Here are five files that I grabbed from the Discord.js guide to run slash commands. I won't go into detail here, so you can either go through their documentation or watch my course on

You can manually add the files listed, or you can clone the template I created, fill out the .env file, and be ready for the next section.


const fs = require('node:fs')
const path = require('node:path')

const { Client, GatewayIntentBits, Collection } = require('discord.js');

const client = new Client({ intents: [ GatewayIntentBits.Guilds ]});

client.commands = new Collection();

const commandsPath = path.join(__dirname, 'commands');
const commandFiles = fs.readdirSync(commandsPath).filter(file => file.endsWith('.js'));

for (const file of commandFiles) {
    const filePath = path.join(commandsPath, file);
    const command = require(filePath);
    if ('data' in command && 'execute' in command) {
        client.commands.set(, command);
    } else {
        console.log(`[WARNING] The command at ${filePath} is missing a required "data" or "execute" property.`);

const eventsPath = path.join(__dirname, 'events');
const eventFiles = fs.readdirSync(eventsPath).filter(file => file.endsWith('.js'));

for (const file of eventFiles) {
    const filePath = path.join(eventsPath, file);
    const event = require(filePath);
    if (event.once) {
        client.once(, (...args) => event.execute(...args));
    } else {
        client.on(, (...args) => event.execute(...args));



const { Events } = require('discord.js');

module.exports = {
    name: Events.InteractionCreate,
    async execute(interaction) {
        if (!interaction.isChatInputCommand()) return;

        const command = interaction.client.commands.get(interaction.commandName);

        if (!command) {
            console.error(`No command matching ${interaction.commandName} was found.`);

        try {
            await command.execute(interaction);
        } catch (error) {
            console.error(`Error executing ${interaction.commandName}`);


const { Events } = require('discord.js');

module.exports = {
    name: Events.ClientReady,
    once: true,
    execute(client) {
        console.log(`Ready! Logged in as ${client.user.tag}`);
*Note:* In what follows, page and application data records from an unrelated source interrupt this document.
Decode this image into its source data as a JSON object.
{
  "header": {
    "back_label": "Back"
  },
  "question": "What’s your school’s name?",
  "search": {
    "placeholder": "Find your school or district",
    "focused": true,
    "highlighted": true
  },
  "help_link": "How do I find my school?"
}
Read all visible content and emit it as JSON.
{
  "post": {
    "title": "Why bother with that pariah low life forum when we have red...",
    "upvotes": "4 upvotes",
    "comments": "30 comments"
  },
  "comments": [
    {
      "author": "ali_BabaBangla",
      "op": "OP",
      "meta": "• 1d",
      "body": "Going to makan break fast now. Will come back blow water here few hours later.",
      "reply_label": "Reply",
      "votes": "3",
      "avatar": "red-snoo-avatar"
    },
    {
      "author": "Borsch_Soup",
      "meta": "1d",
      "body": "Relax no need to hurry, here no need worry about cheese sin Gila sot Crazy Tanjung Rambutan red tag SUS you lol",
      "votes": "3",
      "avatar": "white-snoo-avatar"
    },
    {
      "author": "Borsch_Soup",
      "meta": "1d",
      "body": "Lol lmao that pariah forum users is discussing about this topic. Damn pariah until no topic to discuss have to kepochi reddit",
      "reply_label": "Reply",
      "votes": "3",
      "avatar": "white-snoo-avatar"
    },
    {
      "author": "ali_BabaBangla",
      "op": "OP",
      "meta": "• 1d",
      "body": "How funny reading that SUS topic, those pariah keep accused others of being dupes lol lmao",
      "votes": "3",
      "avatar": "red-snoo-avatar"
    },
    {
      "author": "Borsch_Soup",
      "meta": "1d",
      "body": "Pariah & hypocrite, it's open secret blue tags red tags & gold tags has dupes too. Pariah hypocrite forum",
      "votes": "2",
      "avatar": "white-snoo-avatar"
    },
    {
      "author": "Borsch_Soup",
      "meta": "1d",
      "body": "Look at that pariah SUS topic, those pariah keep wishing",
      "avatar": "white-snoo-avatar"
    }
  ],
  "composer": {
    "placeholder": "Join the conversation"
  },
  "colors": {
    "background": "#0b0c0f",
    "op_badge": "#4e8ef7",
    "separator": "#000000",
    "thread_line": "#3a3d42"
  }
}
const { REST, Routes } = require('discord.js');
const fs = require('node:fs');

const commands = [];
// Grab all the command files from the commands directory you created earlier
const commandFiles = fs.readdirSync('./commands').filter(file => file.endsWith('.js'));

// Grab the SlashCommandBuilder#toJSON() output of each command's data for deployment
for (const file of commandFiles) {
    const command = require(`./commands/${file}`);

// Construct and prepare an instance of the REST module
const rest = new REST({ version: '10' }).setToken(process.env.TOKEN);

// and deploy your commands!
(async () => {
    try {
        console.log(`Started refreshing ${commands.length} application (/) commands.`);

        // The put method is used to fully refresh all commands in the guild with the current set
        const data = await rest.put(
            Routes.applicationGuildCommands(process.env.CLIENT_ID, process.env.GUILD_ID),
            { body: commands },

        console.log(`Successfully reloaded ${data.length} application (/) commands.`);
    } catch (error) {
        // And of course, make sure you catch and log any errors!


const { SlashCommandBuilder } = require('discord.js');

module.exports = {
    data: new SlashCommandBuilder()
        .setDescription('Replies with Pong'),
    async execute(interaction) {
        await interaction.reply(`Pong!`);

If you're looking to learn more about building a bot using Discord.js, head on over to where I've created a whole video course on the subject!